As the mass deployment cycle of 4G technologies slows, we are preparing for 5G, or the fifth generation mobile communication technology, to take off, an Ericsson executive said.
Chris Houghton, Ericsson's senior vice president and head of region North East Asia, said the company is currently increasing its R&D resources to prepare for 5G in China.
The new generation of the internet will allow users to download massive digital content in seconds and execute tasks that are thrilling but remain difficult in the 4G era, such as operating driverless automobiles and implementing applications related to the Internet of Things.
Since the Sweden-headquartered telecommunications conglomerate will have been in China for 125 years by next year, Houghton believes it is a dynamic, challenging and highly competitive market and will increasingly drive the future of global communications.
Recently he spoke to China Daily about his vision and strategy and new opportunities for Ericsson in China.
The following are edited excerpts of the interview:Chris Houghton, Ericsson's senior vice president and head of region North East Asia.
How do you view China's rapid economic growth and its recent slowdown? Will this affect Ericsson's development in the market? What are your business strategies as you readjust to new Chinese economic realities, like the New Normal?
China's growth over the past 30 years has been remarkable and the benefits are there for all to see -- people's lives have been improved tremendously.
A slowdown from such a rapid growth rate is to be expected but 6.5 percent GDP growth is still a comparatively high rate of growth in a low growth world and therefore highly attractive to global companies.
Mobile communication is one of the last areas to be affected by changes in growth rates. People still have the need to communicate even in lower growth times and it's not one of the portions of disposable income they tend to cut back on, so we don't see a dramatic change to our business from the slowdown.
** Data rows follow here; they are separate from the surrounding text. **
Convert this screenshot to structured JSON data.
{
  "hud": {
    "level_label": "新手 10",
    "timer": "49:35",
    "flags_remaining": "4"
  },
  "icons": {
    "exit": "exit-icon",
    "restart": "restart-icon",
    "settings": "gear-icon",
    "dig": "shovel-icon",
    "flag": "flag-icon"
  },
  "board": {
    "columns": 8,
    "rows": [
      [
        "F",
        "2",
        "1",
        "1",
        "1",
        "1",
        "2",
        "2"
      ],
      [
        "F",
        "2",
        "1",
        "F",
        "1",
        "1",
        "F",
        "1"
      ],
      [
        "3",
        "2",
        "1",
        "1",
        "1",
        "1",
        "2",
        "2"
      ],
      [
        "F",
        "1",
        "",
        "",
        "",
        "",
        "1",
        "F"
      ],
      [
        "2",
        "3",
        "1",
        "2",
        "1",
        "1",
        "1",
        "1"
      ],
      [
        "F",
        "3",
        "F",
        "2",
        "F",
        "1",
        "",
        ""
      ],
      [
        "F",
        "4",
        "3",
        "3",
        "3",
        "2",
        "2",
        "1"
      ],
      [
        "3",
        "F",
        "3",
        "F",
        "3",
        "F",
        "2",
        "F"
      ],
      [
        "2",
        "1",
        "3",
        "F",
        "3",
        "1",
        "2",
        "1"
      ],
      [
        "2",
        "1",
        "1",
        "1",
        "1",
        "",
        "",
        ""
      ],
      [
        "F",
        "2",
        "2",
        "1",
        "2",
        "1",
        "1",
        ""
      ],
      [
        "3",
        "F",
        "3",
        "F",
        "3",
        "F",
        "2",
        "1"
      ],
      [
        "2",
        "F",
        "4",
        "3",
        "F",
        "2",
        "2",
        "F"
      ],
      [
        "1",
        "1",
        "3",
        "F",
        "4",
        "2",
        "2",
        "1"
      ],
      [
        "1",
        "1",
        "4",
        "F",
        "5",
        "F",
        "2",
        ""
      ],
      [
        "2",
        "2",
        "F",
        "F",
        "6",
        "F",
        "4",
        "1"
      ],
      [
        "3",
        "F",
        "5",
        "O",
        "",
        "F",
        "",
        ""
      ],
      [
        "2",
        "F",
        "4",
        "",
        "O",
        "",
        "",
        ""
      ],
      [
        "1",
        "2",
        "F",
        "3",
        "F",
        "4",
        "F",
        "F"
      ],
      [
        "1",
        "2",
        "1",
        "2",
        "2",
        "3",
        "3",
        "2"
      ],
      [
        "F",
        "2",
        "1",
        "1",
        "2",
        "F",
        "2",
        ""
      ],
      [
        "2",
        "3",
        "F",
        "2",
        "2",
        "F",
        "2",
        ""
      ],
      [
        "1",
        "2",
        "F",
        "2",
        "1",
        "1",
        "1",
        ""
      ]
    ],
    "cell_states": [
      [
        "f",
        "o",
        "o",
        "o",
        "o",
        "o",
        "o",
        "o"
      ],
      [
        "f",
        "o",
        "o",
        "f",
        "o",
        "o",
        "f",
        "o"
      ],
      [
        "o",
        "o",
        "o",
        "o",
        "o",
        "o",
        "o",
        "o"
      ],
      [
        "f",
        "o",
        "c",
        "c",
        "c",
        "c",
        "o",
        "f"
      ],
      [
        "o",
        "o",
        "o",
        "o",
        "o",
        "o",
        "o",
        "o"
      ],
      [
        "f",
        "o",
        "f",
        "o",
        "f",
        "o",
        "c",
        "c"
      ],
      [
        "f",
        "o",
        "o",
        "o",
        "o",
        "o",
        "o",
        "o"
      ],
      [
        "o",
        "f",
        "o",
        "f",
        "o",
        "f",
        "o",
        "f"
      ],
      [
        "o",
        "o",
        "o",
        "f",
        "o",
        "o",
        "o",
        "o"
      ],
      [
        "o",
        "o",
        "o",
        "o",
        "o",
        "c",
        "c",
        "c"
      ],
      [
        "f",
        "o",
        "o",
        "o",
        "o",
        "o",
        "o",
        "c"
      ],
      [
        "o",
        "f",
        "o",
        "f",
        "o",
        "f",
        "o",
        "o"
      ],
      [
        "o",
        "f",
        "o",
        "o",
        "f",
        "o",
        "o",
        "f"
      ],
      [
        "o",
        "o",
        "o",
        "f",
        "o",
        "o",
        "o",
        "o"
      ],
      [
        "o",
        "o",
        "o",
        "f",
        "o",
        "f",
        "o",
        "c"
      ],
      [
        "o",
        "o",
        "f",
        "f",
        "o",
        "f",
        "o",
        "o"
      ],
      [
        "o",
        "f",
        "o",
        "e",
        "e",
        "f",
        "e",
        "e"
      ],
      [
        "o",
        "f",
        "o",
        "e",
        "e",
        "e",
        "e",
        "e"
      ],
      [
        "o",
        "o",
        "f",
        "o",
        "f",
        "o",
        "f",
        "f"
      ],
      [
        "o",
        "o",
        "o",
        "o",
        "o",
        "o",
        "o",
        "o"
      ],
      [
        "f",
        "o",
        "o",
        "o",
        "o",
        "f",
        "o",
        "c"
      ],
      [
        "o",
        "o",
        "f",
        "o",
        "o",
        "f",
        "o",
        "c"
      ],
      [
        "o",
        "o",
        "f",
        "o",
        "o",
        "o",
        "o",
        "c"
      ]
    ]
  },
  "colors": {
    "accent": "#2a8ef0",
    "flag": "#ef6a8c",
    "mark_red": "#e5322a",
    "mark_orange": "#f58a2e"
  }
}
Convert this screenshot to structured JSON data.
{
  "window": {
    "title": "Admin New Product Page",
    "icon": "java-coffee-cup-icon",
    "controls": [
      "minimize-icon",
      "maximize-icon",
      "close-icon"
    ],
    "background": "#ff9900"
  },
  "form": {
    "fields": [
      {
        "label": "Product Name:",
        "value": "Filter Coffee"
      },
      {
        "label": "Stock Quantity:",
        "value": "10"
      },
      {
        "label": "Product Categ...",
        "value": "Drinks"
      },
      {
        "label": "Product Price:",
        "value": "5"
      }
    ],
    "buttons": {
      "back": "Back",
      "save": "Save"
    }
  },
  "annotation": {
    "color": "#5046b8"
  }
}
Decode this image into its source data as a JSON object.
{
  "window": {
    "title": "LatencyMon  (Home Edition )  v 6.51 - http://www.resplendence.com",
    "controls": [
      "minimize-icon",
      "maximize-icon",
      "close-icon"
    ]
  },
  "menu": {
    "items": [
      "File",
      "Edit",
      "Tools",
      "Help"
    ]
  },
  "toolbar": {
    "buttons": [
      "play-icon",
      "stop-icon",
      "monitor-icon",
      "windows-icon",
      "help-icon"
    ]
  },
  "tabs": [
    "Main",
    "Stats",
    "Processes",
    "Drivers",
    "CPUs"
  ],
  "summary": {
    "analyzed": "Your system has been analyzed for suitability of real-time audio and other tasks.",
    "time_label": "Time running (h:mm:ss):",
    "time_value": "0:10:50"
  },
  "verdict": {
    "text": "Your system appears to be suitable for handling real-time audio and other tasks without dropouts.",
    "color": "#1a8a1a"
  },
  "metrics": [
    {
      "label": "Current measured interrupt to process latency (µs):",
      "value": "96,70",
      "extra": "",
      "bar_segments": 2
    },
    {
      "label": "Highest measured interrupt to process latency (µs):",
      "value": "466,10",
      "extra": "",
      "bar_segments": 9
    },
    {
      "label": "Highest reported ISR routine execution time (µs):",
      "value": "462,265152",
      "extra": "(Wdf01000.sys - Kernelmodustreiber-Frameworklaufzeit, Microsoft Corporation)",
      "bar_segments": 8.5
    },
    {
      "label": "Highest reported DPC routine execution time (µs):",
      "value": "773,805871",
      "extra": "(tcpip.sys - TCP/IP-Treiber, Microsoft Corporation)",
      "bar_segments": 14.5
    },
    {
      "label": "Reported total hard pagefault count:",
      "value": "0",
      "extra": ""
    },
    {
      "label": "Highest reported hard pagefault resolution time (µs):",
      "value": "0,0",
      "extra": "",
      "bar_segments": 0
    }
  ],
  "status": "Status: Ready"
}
In addition, the digitalization of our daily life continues at a rapid pace and there is a need for more advanced technologies. As the mass deployment cycle of 4G technologies slows, we are preparing for 5G to take off.